The subversive cleverness that characterizes Hunter’s interpretation of his archive extends to his disciplinary engagements as well. At one moment, we are given a plate from Hooke’s Philosophical Collections, which illustrates the issue’s articles with images, diagrams, and even a paper instrument meant to be cut out and reassembled. As Hunter astutely observes, the ontology of this image is remarkably complex, including “depictions of bulbous, calcified curiosities; schematic diagrams of muscular mechanics; a range of cutaway views; and a paper instrument” (142). To account for how a seventeenth-century observer might make sense of this diversity, Hunter calls upon an unlikely source, Alois Riegl’s account of how the viewers of sixteenth-century group portraiture forged connections among the figures in paintings that were not meant to mimetically depict a meeting that took place, but to express some kind of solidarity of purpose among individuals: “No less integrative intent,” Hunter observes, was demanded by the viewer of a plate in Philosophical Collections, who similarly had to “divine unity” among various “visualization strategies” (144). This moment exemplifies Hunter’s commitment to looking well beyond the history of science to make sense of scientific images. Some might find it a touch too wicked, wanting a slower elaboration of the analogy between portraiture and illustrative plates, but it is precisely Hunter’s willingness to make risky moves like this that renders his approach conceptually generative. For historians of early modern art and science, Wicked Intelligence will unfold a new vision of how these fields intersect: not so much through scientific illustrations and painting, but through much wider array of practices that extended cognition into physical surroundings. But its provocation should be felt by a broader audience as well.
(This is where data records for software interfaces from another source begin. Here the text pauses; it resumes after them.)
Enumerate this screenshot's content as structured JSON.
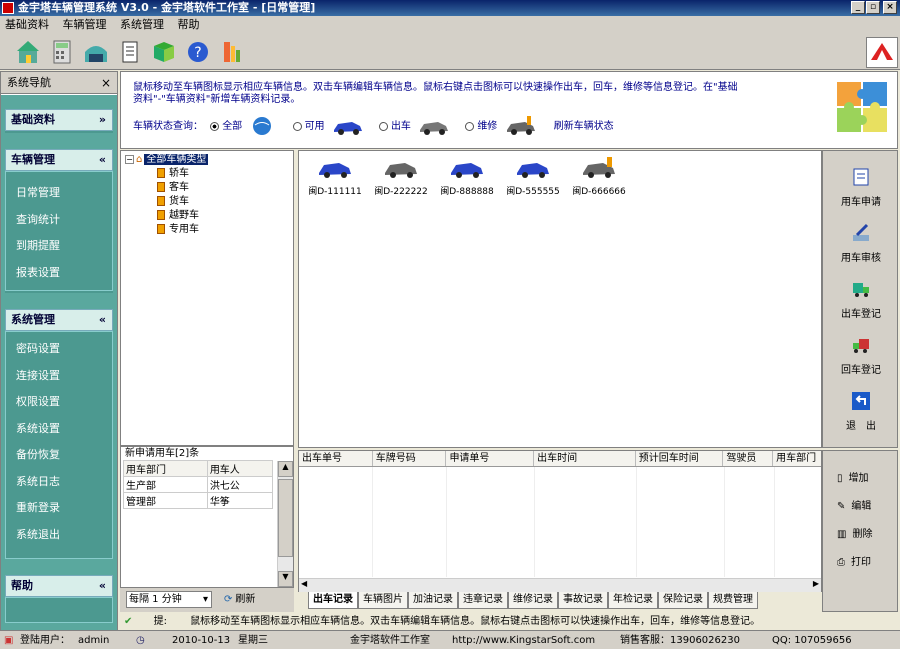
{
  "window": {
    "title": "金宇塔车辆管理系统 V3.0 - 金宇塔软件工作室 - [日常管理]"
  },
  "menu": [
    "基础资料",
    "车辆管理",
    "系统管理",
    "帮助"
  ],
  "toolbar": {
    "icons": [
      "home-icon",
      "calculator-icon",
      "garage-icon",
      "document-icon",
      "book-icon",
      "help-icon",
      "exit-icon"
    ]
  },
  "sidebar": {
    "title": "系统导航",
    "groups": [
      {
        "label": "基础资料",
        "items": []
      },
      {
        "label": "车辆管理",
        "items": [
          "日常管理",
          "查询统计",
          "到期提醒",
          "报表设置"
        ]
      },
      {
        "label": "系统管理",
        "items": [
          "密码设置",
          "连接设置",
          "权限设置",
          "系统设置",
          "备份恢复",
          "系统日志",
          "重新登录",
          "系统退出"
        ]
      },
      {
        "label": "帮助",
        "items": []
      }
    ]
  },
  "header": {
    "help_line1": "鼠标移动至车辆图标显示相应车辆信息。双击车辆编辑车辆信息。鼠标右键点击图标可以快速操作出车，回车，维修等信息登记。在\"基础",
    "help_line2": "资料\"-\"车辆资料\"新增车辆资料记录。",
    "filter_label": "车辆状态查询：",
    "options": [
      "全部",
      "可用",
      "出车",
      "维修"
    ],
    "selected": "全部",
    "refresh": "刷新车辆状态"
  },
  "tree": {
    "root": "全部车辆类型",
    "children": [
      "轿车",
      "客车",
      "货车",
      "越野车",
      "专用车"
    ]
  },
  "requests": {
    "title": "新申请用车[2]条",
    "columns": [
      "用车部门",
      "用车人"
    ],
    "rows": [
      [
        "生产部",
        "洪七公"
      ],
      [
        "管理部",
        "华筝"
      ]
    ]
  },
  "interval": {
    "value": "每隔 1 分钟",
    "refresh": "刷新"
  },
  "cars": [
    {
      "plate": "闽D-111111",
      "color": "#2a46c8"
    },
    {
      "plate": "闽D-222222",
      "color": "#666666"
    },
    {
      "plate": "闽D-888888",
      "color": "#2a46c8"
    },
    {
      "plate": "闽D-555555",
      "color": "#2a46c8"
    },
    {
      "plate": "闽D-666666",
      "color": "#666666"
    }
  ],
  "grid": {
    "columns": [
      "出车单号",
      "车牌号码",
      "申请单号",
      "出车时间",
      "预计回车时间",
      "驾驶员",
      "用车部门"
    ]
  },
  "tabs": [
    "出车记录",
    "车辆图片",
    "加油记录",
    "违章记录",
    "维修记录",
    "事故记录",
    "年检记录",
    "保险记录",
    "规费管理"
  ],
  "actions": [
    "用车申请",
    "用车审核",
    "出车登记",
    "回车登记",
    "退　出"
  ],
  "actions2": [
    "增加",
    "编辑",
    "删除",
    "打印"
  ],
  "hint": {
    "label": "提:",
    "text": "鼠标移动至车辆图标显示相应车辆信息。双击车辆编辑车辆信息。鼠标右键点击图标可以快速操作出车，回车，维修等信息登记。"
  },
  "status": {
    "user_label": "登陆用户：",
    "user": "admin",
    "date": "2010-10-13",
    "weekday": "星期三",
    "studio": "金宇塔软件工作室",
    "url": "http://www.KingstarSoft.com",
    "sales": "销售客服：13906026230",
    "qq": "QQ: 107059656"
  }
}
Hunter models a way of approaching the historical relationships of aesthetic practice and natural philosophy by attending to visual objects as active participants in intellectual inquiry—not only for those who made them, but also for those who continue to encounter them in archives today.